By Tamas Mondovics
Mountain City resident Robert Rackley, 80, is no stranger to his mountainous surroundings. While his outdoor activities are a bit more centered around working on keeping his nearly 10-acre property of Doug Hill Road, looking pristine and inviting Rackley is also aware of the uninvited critters and insects that have a way to find their way into any home and causing some trouble before leaving; if they get a chance to leave at all.
Rackley, experienced the truthfulness of this recently as he recalls waking up in the middle of the night to something biting his back, at a spot that he could not reach. Looking in the mirror revealed that something is indeed working hard to cause some damage. Calling on his wife for some help the two quickly realized that the intruder was none other than a tick.
In a recent press release Dr. Robert R. Redfield, director of the Centers for Disease Control [CDC], emphasized that while the height of summer, a time of year when people are most vulnerable to insect-borne diseases is coming to an end, a threat will still be with there well into the Fall.
Redfield warned: “A growing list of diseases caused by the bite of an infected mosquito, tick, or flea have confronted the U.S. in recent years, making a lot of people sick.”
Tick attacks can be particularly nasty for seniors.
“They can cause several different illnesses, most notably Lyme disease,” said Dan Weber, president of the Association of Mature American Citizens (AMAC). All of these sicknesses can have harsh symptoms, but they rarely result in death, although the elderly have weaker immune systems and are therefore more susceptible,”
According to the CDC the symptoms of Lyme disease include fever, rash, facial paralysis and arthritis and can last up to six months. Symptoms can be harsh but slow to set in adding that a person could be infected with Lyme disease for a full month with nothing but a small rash at the bite location before more serious symptoms set in.
Later stage Lyme can include increased rashes, partial facial paralysis, arthritis and joint pain, irregular heartbeat, brain and spinal cord swelling, nerve pain and short-term memory loss.”
The good thing is that not all ticks carry Lyme disease. Weber said that it is the blacklegged tick and the western-blacklegged tick that are the culprits.
They are not common in all 50 states. In fact, up until about 20 years, they were common only in the Northeastern United States. But two decades later they can be found in 1,531 counties spread across 43 states. R
According to research biologist at the CDC, Rebecca Eisen, the blacklegged ticks inhabit the northeastern, mid-Atlantic, and north-central regions of the United States, and the western-blacklegged tick are found along the Pacific Coast.
The blacklegged tick is much smaller than the dog tick, and the dog tick has white markings on its back.

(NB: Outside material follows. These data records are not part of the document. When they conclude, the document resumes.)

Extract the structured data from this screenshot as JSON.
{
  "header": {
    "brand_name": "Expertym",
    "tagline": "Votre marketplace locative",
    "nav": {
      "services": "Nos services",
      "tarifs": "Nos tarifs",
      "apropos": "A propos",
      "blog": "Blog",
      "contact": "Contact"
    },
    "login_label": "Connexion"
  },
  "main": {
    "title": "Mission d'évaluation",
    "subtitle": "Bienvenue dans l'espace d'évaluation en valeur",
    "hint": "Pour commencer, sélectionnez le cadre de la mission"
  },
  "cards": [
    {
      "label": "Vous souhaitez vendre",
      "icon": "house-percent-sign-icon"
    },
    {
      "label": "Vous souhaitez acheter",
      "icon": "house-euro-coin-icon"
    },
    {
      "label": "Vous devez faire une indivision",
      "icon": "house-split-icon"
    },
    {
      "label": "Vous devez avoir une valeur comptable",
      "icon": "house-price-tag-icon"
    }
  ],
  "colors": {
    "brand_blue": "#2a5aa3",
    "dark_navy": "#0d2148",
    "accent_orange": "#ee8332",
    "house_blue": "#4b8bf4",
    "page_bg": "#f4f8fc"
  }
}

Webber suggests not to panic if found that a tick has attached itself to one’s body.
“You’ve got up to 24 hours before infection can set in,” he said. “So you have time to get help in removing it at an ER, for example.”
That is good news for Rackley, who thanks to some help from his wife was able to remove the nasty insect, in its entirety, before going back to bed sometime after 3 a.m.
Residents are urged not try to squeeze the tick out or use a lit cigarette to coax it out. If one can’t get medical help, use tweezers to grip it as close as possible to its mouth to remove.
To prevent tick bites, the CDC suggests that you:
- Treat clothing and gear with products containing 0.5% permethrin. Permethrin can be used to treat boots, clothing and camping gear and remain protective through several washings. And that you,
- Use Environmental Protection Agency (EPA)-registered insect repellents containing DEET, picaridin, IR3535, Oil of Lemon Eucalyptus (OLE), para-menthane-diol (PMD), or 2-undecanone. EPA’s helpful search tool can help you find the product that best suits your needs. Always follow product instructions.
The Association of Mature American Citizens [AMAC] [https://www.amac.us] is a vibrant, vital senior advocacy organization that takes its marching orders from its members. We act and speak on their behalf, protecting their interests and offering a practical insight on how to best solve the problems they face today. Live long and make a difference by joining us today at https://amac.us/join-amac.